Is Russia ready for an economic adjustment and transformation?
The continued impact of the lower oil prices in a context of ongoing international sanctions has caused the Russian economy to contract by almost 4% in 2015. The recession is having a severe effect on households as double-digit inflation erodes real wages and incomes and sharply increases poverty rates. Medium-term growth prospects depend on how Russia will brave the difficult adjustment to this new economic reality. Speaking at a CEPS lunchtime meeting on December 7th, Birgit Hansl, the World Bank’s lead economist for Russia, observed that “the policy response by the authorities has successfully stabilised the economy,” As the main author of the 34th edition of the “Russia Economic Report, Hansl noted that “monetary policy prevented costly delays in relative price adjustments, highlighting the importance of the central bank’s commitment to inflation targeting in the context of a flexible exchange-rate regime”. But she also warned that the government’s and central bank’s emergency measures to support the financial sector provide only short-term relief to banks: “Additional financial-market restructuring is warranted to neutralise remaining systemic risks. Maintaining fiscal sustainability will become an especially pressing challenge as low oil prices deplete fiscal buffers, and this will necessitate difficult policy choices for the 2016 budget proposal.” In the longer term, there is an opportunity for Russia to benefit from a structural transformation of its economy.
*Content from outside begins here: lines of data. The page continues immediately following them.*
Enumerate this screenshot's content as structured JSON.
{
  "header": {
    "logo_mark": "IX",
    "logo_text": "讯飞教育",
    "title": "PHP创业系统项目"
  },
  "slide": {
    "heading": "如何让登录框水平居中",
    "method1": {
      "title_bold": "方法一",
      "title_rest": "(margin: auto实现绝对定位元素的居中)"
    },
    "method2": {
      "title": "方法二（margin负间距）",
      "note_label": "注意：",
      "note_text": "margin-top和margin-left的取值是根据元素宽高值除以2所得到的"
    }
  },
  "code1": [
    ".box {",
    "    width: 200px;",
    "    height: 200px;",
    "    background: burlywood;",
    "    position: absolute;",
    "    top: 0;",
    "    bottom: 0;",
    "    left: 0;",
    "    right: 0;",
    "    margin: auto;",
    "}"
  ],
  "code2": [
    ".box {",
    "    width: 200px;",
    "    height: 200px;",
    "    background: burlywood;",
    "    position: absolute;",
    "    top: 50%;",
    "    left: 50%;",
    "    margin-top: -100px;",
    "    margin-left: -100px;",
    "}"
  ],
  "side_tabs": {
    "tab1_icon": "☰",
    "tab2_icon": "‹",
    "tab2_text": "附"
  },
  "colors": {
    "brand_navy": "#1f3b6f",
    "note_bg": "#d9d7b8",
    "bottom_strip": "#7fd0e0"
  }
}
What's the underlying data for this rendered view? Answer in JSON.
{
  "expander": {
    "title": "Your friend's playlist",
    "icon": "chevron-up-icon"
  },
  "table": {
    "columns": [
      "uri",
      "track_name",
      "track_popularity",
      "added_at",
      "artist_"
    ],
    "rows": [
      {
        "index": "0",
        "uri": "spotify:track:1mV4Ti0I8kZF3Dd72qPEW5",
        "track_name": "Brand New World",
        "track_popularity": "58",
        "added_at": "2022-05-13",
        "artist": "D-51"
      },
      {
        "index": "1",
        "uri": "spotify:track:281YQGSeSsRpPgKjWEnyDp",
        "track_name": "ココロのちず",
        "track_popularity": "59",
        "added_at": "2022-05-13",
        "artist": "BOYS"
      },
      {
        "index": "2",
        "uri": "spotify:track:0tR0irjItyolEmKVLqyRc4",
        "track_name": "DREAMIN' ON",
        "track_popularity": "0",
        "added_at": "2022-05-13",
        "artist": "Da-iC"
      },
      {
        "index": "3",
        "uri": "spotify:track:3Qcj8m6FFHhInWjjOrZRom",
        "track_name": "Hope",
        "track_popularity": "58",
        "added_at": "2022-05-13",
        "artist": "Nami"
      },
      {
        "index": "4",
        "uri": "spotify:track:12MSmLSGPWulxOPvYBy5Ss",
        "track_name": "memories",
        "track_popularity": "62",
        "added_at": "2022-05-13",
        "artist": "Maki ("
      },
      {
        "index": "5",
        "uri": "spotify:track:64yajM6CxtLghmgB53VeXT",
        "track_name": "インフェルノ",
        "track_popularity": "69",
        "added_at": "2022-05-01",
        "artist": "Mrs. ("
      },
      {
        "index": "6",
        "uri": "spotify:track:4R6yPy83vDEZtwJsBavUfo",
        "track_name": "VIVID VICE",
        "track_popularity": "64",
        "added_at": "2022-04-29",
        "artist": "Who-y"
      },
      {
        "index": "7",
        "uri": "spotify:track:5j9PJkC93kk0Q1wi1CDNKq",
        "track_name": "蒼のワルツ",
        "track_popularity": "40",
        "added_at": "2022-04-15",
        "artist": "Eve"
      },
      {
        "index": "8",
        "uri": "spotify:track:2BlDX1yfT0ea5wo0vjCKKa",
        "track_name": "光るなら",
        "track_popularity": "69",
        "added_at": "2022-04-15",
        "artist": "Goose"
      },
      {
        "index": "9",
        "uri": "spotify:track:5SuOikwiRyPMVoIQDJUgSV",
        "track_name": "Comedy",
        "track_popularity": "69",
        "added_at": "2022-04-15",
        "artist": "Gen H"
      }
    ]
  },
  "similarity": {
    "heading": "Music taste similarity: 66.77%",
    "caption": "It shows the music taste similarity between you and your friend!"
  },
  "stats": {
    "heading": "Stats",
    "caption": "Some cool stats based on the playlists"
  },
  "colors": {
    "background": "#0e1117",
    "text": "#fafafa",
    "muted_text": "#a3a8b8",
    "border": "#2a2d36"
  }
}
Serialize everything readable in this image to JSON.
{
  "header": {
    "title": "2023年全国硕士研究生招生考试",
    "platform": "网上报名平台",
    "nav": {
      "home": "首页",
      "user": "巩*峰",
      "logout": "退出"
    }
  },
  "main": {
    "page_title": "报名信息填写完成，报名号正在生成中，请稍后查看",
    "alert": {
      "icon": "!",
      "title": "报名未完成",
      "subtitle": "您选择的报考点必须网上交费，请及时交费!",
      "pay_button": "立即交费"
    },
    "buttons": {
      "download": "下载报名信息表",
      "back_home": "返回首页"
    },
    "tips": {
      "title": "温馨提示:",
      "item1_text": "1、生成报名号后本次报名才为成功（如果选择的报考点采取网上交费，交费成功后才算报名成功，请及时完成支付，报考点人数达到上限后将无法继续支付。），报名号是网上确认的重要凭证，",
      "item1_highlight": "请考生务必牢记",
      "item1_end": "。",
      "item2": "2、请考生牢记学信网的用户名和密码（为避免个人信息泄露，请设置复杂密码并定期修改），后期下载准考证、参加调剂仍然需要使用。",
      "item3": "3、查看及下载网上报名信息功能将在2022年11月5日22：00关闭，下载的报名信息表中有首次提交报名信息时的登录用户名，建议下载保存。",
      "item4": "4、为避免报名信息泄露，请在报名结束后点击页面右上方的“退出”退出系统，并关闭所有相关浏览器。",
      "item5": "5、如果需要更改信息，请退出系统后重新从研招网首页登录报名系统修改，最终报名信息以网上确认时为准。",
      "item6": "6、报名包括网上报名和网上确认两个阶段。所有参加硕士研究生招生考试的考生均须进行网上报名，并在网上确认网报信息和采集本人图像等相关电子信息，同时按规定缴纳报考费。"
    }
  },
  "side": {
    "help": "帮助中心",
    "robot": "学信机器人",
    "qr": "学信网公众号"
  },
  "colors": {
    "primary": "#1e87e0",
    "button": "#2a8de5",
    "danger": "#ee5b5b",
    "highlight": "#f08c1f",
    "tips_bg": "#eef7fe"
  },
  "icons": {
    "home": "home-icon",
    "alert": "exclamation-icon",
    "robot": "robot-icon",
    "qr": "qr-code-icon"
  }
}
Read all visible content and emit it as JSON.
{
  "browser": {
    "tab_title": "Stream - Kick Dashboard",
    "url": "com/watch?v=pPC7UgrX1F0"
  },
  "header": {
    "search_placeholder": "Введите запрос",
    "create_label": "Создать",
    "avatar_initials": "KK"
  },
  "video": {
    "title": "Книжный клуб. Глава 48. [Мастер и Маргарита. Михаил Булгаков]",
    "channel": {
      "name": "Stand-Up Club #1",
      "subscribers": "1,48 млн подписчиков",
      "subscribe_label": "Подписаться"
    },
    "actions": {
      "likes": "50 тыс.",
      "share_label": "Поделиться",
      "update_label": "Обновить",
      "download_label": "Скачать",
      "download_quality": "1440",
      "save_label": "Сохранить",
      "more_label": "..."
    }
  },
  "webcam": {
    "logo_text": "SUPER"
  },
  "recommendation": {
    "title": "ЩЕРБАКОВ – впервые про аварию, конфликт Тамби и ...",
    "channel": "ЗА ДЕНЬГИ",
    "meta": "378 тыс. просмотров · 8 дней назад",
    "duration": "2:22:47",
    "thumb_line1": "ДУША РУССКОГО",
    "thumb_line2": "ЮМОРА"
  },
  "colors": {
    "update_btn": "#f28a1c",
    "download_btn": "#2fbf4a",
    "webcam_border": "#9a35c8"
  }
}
But without deep and sustained structural reforms, Russia will remain at risk of falling into a medium-term low-growth trap.